Auntie Pasti and I ordered the classic lobster rollâ€” a ton of lump tail and claw meat with a tiny bit of mayonnaise in a soft white hot-dog-type bun. (I’ve read that purists consider it sacrilege to add anything more to the meat than a touch of mayo. Scallions? No way!) The meat was tender and rich, with more retained moisture than lobsters I’ve had in the shell. Corn-y Uncle got a delightfully crispy-briny fried oyster sandwich in the same kind of bun. The bun seems unappealing at first, but as you eat one of these sandwiches, you realize that it is basically only there to create a proper pedestal for the proteins. Eat it in a lobster- or oyster-filled bite, or don’t bother eating it at all.
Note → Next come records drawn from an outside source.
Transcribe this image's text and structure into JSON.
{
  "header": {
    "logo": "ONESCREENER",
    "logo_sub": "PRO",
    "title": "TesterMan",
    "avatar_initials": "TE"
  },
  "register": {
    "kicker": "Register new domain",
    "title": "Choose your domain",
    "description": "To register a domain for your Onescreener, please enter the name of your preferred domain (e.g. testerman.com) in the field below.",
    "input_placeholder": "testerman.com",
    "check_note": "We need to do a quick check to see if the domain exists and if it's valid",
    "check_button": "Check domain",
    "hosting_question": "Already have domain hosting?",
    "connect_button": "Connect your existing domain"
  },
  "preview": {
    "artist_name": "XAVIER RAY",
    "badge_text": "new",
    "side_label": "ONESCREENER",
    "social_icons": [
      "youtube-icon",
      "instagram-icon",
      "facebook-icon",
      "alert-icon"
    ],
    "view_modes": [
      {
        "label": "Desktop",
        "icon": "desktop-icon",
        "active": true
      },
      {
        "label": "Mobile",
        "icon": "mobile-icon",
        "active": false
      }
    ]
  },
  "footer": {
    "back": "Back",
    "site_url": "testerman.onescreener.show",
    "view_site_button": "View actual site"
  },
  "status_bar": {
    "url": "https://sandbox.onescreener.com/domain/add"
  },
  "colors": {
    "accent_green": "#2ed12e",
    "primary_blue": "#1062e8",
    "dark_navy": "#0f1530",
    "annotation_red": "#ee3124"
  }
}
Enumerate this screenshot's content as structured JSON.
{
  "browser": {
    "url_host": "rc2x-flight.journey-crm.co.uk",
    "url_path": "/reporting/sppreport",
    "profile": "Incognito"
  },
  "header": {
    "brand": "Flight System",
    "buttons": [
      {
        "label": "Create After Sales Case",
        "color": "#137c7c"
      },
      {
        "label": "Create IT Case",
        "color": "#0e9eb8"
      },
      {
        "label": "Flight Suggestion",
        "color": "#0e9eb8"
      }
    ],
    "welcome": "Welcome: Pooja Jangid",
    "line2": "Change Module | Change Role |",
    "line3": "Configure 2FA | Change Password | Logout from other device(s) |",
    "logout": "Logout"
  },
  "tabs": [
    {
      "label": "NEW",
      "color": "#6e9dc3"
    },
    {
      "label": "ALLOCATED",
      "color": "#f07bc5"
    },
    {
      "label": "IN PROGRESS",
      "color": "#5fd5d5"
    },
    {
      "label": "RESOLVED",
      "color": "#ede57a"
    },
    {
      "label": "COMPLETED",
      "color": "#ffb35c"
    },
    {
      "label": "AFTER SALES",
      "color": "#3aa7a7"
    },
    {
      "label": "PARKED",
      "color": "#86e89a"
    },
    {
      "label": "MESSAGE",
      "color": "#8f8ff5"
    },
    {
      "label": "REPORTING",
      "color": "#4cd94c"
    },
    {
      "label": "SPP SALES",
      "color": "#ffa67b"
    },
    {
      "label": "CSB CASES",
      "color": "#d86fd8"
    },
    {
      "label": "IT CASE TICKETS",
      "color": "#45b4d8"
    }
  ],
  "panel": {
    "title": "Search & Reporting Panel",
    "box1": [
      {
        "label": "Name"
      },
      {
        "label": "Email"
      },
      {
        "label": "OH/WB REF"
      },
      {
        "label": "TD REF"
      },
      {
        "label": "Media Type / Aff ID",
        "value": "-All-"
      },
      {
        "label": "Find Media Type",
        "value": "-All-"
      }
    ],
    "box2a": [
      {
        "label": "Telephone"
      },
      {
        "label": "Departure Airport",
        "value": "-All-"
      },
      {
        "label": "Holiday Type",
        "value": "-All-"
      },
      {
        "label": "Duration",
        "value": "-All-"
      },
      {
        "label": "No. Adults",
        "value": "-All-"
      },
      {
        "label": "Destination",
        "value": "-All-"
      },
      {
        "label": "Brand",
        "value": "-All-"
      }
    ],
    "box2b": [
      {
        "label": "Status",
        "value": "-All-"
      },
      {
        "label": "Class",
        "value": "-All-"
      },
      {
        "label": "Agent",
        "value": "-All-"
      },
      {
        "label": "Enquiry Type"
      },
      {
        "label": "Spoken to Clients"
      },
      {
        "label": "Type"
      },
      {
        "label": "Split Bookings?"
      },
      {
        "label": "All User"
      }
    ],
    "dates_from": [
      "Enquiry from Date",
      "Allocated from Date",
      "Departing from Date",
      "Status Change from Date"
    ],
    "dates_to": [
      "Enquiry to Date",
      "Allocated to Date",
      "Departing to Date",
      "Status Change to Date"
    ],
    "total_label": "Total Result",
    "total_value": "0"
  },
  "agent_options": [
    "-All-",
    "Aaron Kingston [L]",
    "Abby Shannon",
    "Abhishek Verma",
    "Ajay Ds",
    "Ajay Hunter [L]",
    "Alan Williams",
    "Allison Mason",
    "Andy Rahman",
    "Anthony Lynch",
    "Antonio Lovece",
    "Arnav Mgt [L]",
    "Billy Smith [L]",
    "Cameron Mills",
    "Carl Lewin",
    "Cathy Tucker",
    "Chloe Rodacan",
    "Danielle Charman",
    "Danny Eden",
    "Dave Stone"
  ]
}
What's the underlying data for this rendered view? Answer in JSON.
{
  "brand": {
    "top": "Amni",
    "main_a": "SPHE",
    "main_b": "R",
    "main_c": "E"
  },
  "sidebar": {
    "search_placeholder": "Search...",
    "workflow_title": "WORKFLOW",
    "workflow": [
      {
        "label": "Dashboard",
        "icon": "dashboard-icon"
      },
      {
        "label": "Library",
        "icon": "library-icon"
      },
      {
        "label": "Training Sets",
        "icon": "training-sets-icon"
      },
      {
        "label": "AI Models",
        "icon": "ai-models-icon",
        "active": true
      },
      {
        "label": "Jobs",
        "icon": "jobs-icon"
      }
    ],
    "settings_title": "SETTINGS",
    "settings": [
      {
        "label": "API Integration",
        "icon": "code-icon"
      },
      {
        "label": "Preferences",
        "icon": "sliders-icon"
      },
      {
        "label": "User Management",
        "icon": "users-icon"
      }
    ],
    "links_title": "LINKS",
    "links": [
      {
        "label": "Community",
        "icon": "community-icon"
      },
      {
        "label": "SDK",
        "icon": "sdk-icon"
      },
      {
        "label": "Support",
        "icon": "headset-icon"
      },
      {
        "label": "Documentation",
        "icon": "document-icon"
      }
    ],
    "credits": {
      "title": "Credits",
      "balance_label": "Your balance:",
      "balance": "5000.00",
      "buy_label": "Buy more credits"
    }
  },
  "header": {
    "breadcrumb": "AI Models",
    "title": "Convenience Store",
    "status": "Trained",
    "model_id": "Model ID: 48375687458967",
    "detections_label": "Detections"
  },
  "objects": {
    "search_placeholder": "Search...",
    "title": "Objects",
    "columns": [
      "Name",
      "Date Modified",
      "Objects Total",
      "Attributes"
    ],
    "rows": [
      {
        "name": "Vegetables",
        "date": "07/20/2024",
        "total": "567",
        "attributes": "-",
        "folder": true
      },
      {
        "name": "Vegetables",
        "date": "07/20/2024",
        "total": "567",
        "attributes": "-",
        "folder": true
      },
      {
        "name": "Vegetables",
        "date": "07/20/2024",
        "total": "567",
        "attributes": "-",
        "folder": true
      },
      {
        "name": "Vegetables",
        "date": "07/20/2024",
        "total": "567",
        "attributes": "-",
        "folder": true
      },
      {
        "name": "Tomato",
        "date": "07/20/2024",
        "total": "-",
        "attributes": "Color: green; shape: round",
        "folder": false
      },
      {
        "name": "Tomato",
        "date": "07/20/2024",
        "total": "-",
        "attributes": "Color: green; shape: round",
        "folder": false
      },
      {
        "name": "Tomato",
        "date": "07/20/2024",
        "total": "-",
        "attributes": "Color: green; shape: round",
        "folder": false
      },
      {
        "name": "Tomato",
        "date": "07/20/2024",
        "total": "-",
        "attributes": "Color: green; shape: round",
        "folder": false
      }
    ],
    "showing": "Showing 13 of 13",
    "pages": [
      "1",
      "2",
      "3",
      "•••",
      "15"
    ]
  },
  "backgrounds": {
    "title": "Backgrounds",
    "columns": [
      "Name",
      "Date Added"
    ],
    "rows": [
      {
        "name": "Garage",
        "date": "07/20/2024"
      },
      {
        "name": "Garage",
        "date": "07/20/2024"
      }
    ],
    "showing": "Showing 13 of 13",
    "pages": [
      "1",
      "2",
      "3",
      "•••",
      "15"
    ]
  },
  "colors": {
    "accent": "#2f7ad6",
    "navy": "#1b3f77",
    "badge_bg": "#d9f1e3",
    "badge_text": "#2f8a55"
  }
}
Never one to pass on the dish, EB got the fish and chips. I though this dish was disappointing: the fries were generic and somewhat limp and the fish could have been crispier. To me, the best fish and chips has the crackly exterior and a soft, flaky interior. The exterior of this was light, leaving me without that satisfying moment of breakthrough from the crust to the fish.
I can’t wait for the next time we get to go to Cape Cod. (That assumes Corn-y Uncle’s mother will invite us back, of course.) Then EB and I will know exactly which activities tradition dictates we spend our days doing. We’ll probably cook most of our meals back at the house in Eastham, but we’ll make a special trip to Wellfleet for lobster rolls at Moby Dick’s. In the meantime, I’ll be sure to remember the taste of that fresh seafood if the cold of winter starts getting me down.
Moby Dick’s Restaurant
3225 Route 6
Wellfleet, MA 02667